Work to be completed:
List all lines of the data containing the word "elapsed".

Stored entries
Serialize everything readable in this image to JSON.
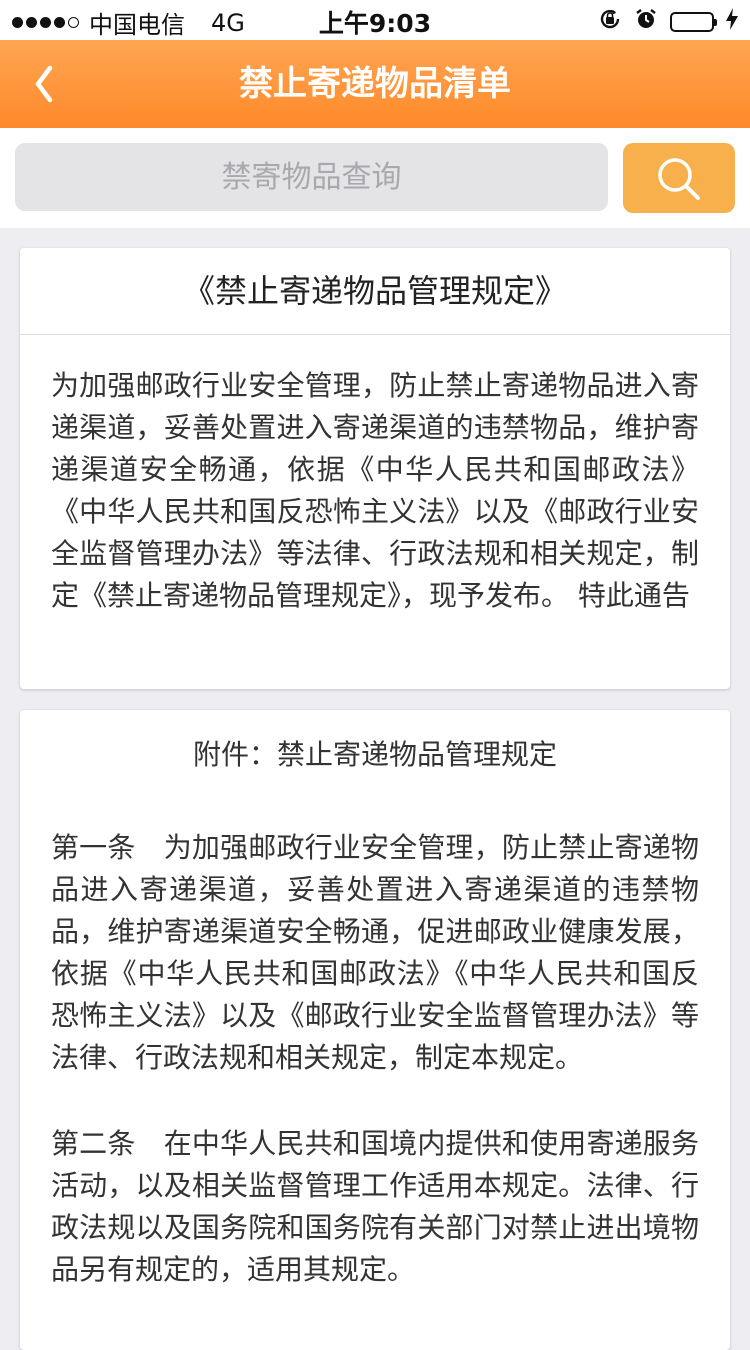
{
  "status_bar": {
    "carrier": "中国电信",
    "network": "4G",
    "time": "上午9:03"
  },
  "nav": {
    "title": "禁止寄递物品清单"
  },
  "search": {
    "placeholder": "禁寄物品查询"
  },
  "intro_card": {
    "title": "《禁止寄递物品管理规定》",
    "body": "为加强邮政行业安全管理，防止禁止寄递物品进入寄递渠道，妥善处置进入寄递渠道的违禁物品，维护寄递渠道安全畅通，依据《中华人民共和国邮政法》《中华人民共和国反恐怖主义法》以及《邮政行业安全监督管理办法》等法律、行政法规和相关规定，制定《禁止寄递物品管理规定》，现予发布。 特此通告"
  },
  "attachment_card": {
    "title": "附件：禁止寄递物品管理规定",
    "articles": [
      "第一条　为加强邮政行业安全管理，防止禁止寄递物品进入寄递渠道，妥善处置进入寄递渠道的违禁物品，维护寄递渠道安全畅通，促进邮政业健康发展，依据《中华人民共和国邮政法》《中华人民共和国反恐怖主义法》以及《邮政行业安全监督管理办法》等法律、行政法规和相关规定，制定本规定。",
      "第二条　在中华人民共和国境内提供和使用寄递服务活动，以及相关监督管理工作适用本规定。法律、行政法规以及国务院和国务院有关部门对禁止进出境物品另有规定的，适用其规定。"
    ]
  },
  "colors": {
    "nav_gradient_top": "#ffa552",
    "nav_gradient_bottom": "#ff8a2a",
    "search_button": "#f7b04b",
    "battery": "#4cd964"
  }
}
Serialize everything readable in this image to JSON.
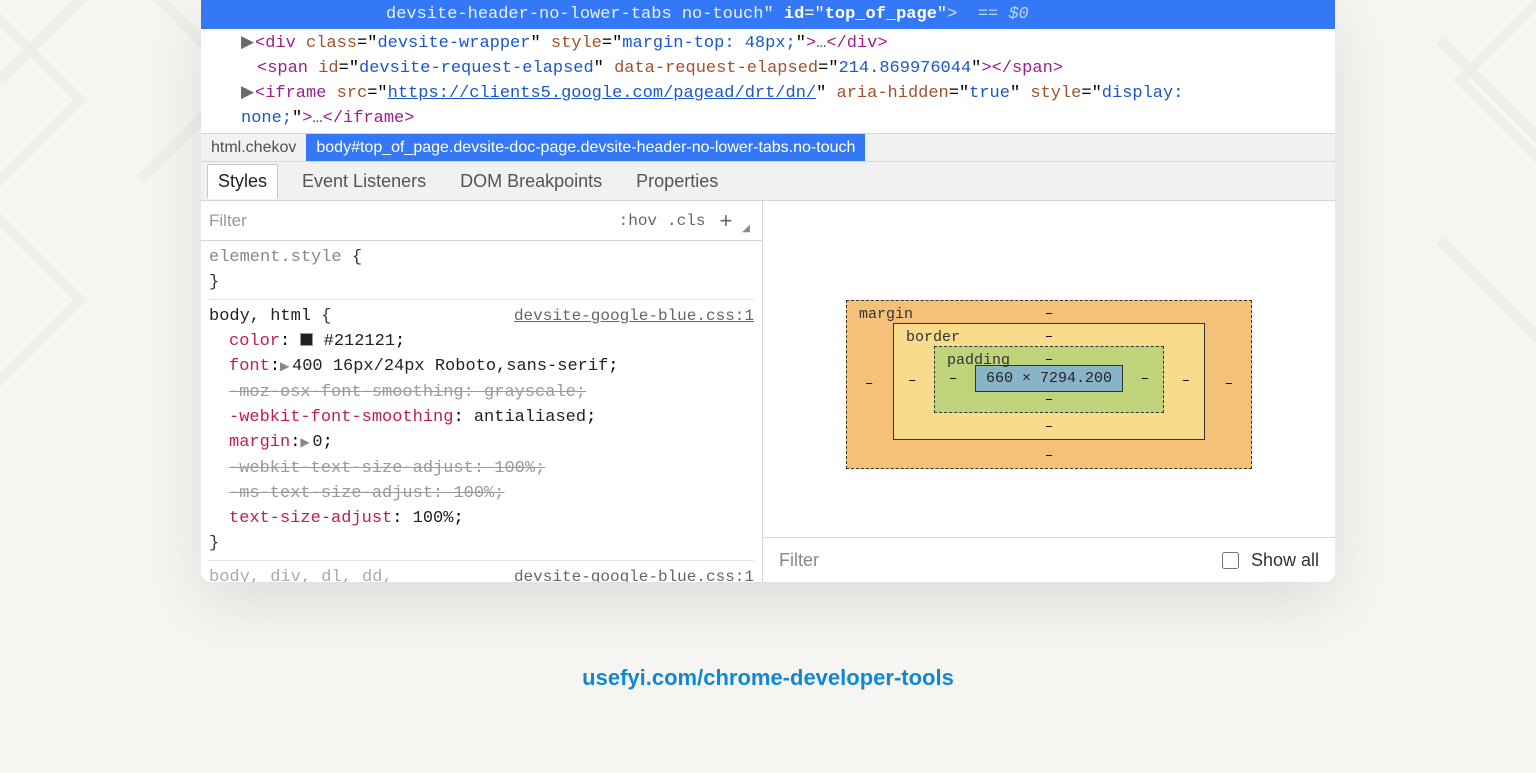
{
  "highlight": {
    "classes": "devsite-header-no-lower-tabs no-touch",
    "id_attr": "id",
    "id_val": "top_of_page",
    "tail": "== $0"
  },
  "dom": {
    "div": {
      "tag": "div",
      "class_attr": "class",
      "class_val": "devsite-wrapper",
      "style_attr": "style",
      "style_val": "margin-top: 48px;",
      "close": "</div>"
    },
    "span": {
      "tag": "span",
      "id_attr": "id",
      "id_val": "devsite-request-elapsed",
      "data_attr": "data-request-elapsed",
      "data_val": "214.869976044",
      "close": "</span>"
    },
    "iframe": {
      "tag": "iframe",
      "src_attr": "src",
      "src_val": "https://clients5.google.com/pagead/drt/dn/",
      "aria_attr": "aria-hidden",
      "aria_val": "true",
      "style_attr": "style",
      "style_val": "display:",
      "style_cont": "none;",
      "close": "</iframe>"
    }
  },
  "breadcrumb": {
    "c0": "html.chekov",
    "c1": "body#top_of_page.devsite-doc-page.devsite-header-no-lower-tabs.no-touch"
  },
  "subtabs": {
    "styles": "Styles",
    "listeners": "Event Listeners",
    "dombp": "DOM Breakpoints",
    "props": "Properties"
  },
  "styles": {
    "filter": "Filter",
    "hov": ":hov",
    "cls": ".cls",
    "elemstyle_sel": "element.style",
    "rule2_sel": "body, html",
    "rule2_src": "devsite-google-blue.css:1",
    "p_color_name": "color",
    "p_color_val": "#212121",
    "p_font_name": "font",
    "p_font_val": "400 16px/24px Roboto,sans-serif",
    "p_moz_name": "-moz-osx-font-smoothing",
    "p_moz_val": "grayscale",
    "p_wk_name": "-webkit-font-smoothing",
    "p_wk_val": "antialiased",
    "p_margin_name": "margin",
    "p_margin_val": "0",
    "p_wkt_name": "-webkit-text-size-adjust",
    "p_wkt_val": "100%",
    "p_mst_name": "-ms-text-size-adjust",
    "p_mst_val": "100%",
    "p_tsa_name": "text-size-adjust",
    "p_tsa_val": "100%",
    "rule3_sel": "body, div, dl, dd,",
    "rule3_src": "devsite-google-blue.css:1"
  },
  "boxmodel": {
    "margin_label": "margin",
    "border_label": "border",
    "padding_label": "padding",
    "dash": "–",
    "content": "660 × 7294.200"
  },
  "computed": {
    "filter": "Filter",
    "showall": "Show all"
  },
  "caption": "usefyi.com/chrome-developer-tools"
}
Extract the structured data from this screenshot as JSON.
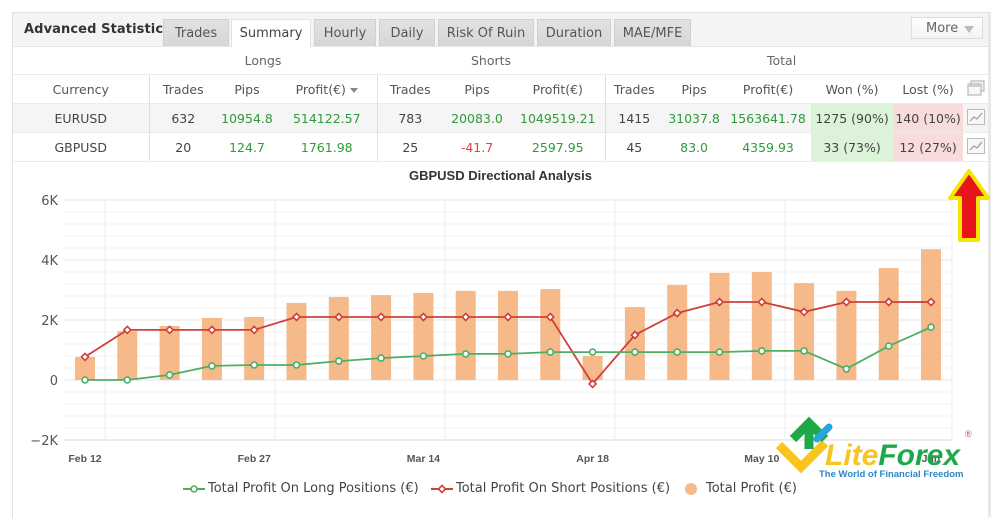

Answer space:
      "id_val": "devsite-request-elapsed",
      "data_attr": "data-request-elapsed",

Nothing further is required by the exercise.